Wooden planks on marshy ground

Even a teen needs to get in touch with nature now and then :)

 Happy Midsummer to all! 

Friday, June 25, 2010

Love the One You're With - Emily Giffin

Ellen has been married for around a year to the perfect guy, Andy. He's thoughtful, cute and even wealthy and on top of all this, his whole family loves her. But when Ellen bumps into her old flame, Leo, she starts doubting her marriage and the life they've built together and pondering on the question what if..

When Leo calls her and asks her to do an assignement with him Ellen finds herself agreeing, all the while knowing that she's getting herself into deep waters by doing so.

Emily Giffin's novel is both heartwarming and bittersweet. I'm sure many readers will find that Ellen is very easy to relate to in her journey to discover she wants. Ellen analyzes everything to the core, making it quite an emotional book - she goes from lust to desperation and back again. I found both Andy and Leo attractive in their own ways and could see why Ellen needed to find closure. And frankly, I did feel that the life she'd settled into sounded a bit boring.

The story is very predictable but Giffin writes in such a way that she still managed to keep my interest throughout. Andy's family seemed a bit too perfect in my opinion and I kept thinking how sad it was that she was questioning the marriage only after being married for such a short while. I'm not sure I can recommend this as a light summer read because it can get tiresome living  throughout Ellen's struggle and frustration. But saying that, I'd happily read more by Giffin!

Sunday, June 20, 2010

Mailbox Monday - 21st June

Mailbox Monday is a meme where booklovers share the books they've recieved throughout the week. Mailbox Monday is hosted by Marcia at The Printed Page. I was happy to recieve two books, the first one through Bookmooch and the other from my lovely friend at work!

Ten Thousand Sorrows : The Extraordinary Journey of a Korean War Orphan by Elizabeth Kim

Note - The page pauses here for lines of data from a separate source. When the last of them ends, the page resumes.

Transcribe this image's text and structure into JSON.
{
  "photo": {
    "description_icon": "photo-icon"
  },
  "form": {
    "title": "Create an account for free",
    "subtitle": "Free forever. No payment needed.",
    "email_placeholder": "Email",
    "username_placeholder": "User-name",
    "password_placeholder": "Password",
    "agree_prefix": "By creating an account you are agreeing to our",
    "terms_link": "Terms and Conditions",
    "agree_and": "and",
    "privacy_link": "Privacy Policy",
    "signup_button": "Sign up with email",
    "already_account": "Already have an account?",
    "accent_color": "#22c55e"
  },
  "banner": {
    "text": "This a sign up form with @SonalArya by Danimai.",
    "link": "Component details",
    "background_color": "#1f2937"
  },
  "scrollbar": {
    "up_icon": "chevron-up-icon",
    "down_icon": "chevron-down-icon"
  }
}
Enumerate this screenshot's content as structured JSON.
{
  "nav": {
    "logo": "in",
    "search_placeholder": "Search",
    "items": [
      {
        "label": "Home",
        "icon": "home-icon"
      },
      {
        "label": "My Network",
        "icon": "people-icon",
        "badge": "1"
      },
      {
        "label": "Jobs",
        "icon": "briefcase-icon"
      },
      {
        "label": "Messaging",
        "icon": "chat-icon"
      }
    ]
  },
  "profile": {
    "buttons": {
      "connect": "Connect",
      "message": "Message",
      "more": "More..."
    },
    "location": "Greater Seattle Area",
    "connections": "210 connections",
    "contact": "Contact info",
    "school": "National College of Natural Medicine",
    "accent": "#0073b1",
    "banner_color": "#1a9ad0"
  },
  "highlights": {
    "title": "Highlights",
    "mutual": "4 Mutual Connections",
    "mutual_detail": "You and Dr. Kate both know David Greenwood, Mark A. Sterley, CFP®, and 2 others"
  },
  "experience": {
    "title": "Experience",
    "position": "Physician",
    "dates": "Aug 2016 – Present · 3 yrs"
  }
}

Knit Two by Kate Jacobs - this is the sequel to The Friday Night Knitting Club

What interesting books were you lucky to get?